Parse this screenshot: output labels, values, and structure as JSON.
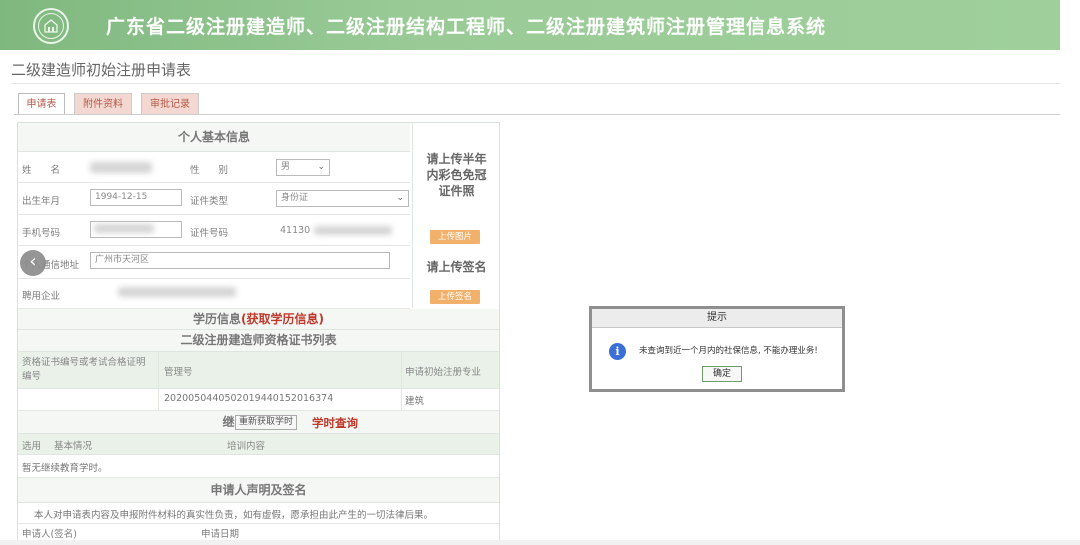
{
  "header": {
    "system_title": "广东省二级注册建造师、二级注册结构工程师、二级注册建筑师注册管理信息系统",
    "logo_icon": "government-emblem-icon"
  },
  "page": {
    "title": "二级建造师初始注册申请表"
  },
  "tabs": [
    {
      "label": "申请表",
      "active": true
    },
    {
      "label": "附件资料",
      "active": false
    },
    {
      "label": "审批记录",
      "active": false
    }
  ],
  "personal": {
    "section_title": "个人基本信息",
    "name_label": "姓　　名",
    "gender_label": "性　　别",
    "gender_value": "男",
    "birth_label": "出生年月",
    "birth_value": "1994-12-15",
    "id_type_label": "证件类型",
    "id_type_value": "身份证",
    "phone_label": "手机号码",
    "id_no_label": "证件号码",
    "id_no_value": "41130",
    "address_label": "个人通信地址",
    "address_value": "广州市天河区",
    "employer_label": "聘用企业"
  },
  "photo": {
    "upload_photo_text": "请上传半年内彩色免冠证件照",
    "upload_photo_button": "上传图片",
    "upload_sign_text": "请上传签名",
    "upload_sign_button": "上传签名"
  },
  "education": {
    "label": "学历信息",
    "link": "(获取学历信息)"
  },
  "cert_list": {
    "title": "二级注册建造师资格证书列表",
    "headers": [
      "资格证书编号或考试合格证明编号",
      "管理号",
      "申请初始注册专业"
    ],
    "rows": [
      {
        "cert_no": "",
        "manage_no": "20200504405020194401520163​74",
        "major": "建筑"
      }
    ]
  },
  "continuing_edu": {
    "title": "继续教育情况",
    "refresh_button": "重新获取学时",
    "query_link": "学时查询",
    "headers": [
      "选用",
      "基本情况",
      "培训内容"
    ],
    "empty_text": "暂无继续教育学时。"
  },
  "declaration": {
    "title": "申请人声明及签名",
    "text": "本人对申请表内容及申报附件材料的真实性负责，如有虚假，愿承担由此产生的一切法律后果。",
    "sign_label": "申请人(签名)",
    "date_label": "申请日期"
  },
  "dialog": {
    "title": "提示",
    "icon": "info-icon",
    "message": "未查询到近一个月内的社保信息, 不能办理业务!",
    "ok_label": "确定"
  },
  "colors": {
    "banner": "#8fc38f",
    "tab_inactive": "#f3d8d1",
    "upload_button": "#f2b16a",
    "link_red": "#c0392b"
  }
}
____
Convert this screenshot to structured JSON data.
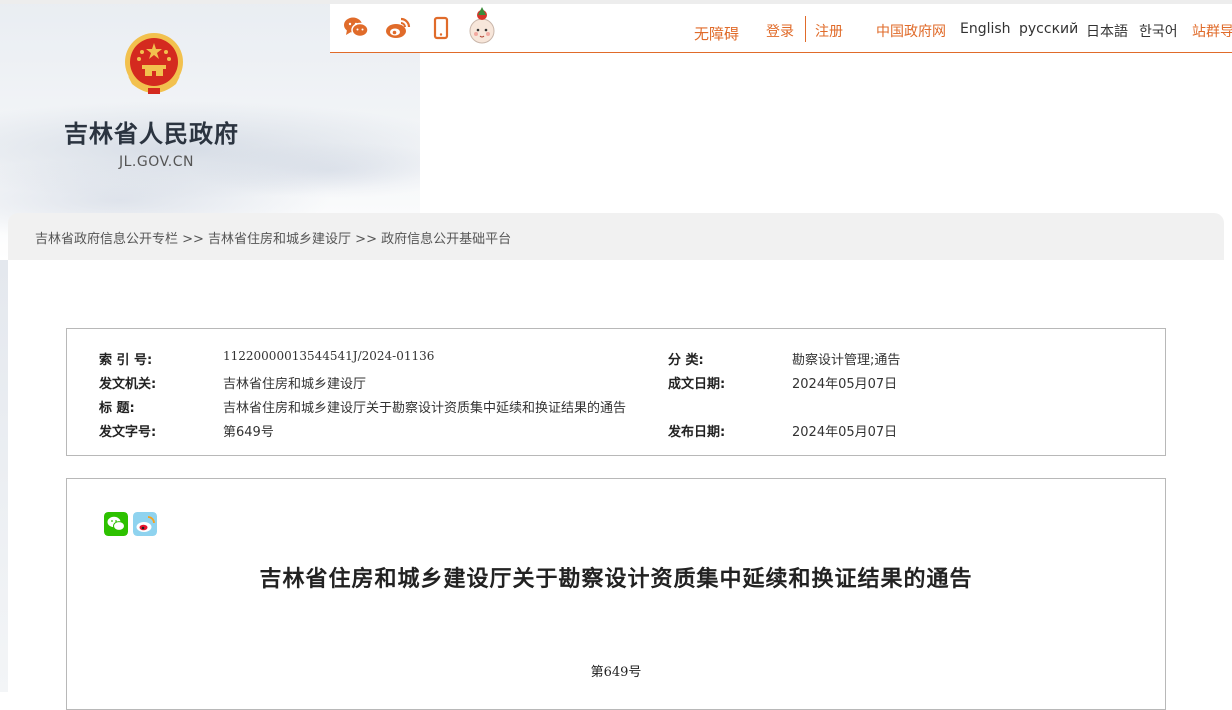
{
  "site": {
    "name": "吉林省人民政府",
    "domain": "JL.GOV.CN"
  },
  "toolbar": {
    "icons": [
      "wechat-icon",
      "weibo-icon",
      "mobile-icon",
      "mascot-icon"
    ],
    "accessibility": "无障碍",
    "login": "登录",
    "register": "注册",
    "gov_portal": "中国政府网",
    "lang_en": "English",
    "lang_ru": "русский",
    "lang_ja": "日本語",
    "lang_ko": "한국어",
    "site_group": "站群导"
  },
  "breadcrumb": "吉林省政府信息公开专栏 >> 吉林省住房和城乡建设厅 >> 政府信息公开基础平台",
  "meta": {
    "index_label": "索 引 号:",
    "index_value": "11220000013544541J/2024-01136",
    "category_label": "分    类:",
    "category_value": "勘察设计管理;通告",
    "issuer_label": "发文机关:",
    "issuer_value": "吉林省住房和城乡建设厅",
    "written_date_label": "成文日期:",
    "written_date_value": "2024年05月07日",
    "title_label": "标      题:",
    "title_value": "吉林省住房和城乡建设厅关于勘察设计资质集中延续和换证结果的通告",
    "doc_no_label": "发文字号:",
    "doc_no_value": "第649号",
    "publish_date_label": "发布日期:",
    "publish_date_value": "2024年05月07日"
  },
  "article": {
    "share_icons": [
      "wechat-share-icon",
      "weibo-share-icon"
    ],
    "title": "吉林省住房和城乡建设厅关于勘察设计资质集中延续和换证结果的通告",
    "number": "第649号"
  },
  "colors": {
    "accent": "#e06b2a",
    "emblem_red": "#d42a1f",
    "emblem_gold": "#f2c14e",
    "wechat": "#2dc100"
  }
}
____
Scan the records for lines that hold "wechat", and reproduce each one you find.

◆ Result of the task
      "wechat-icon",
      "wechat-share-icon",
    "wechat": "#2dc100"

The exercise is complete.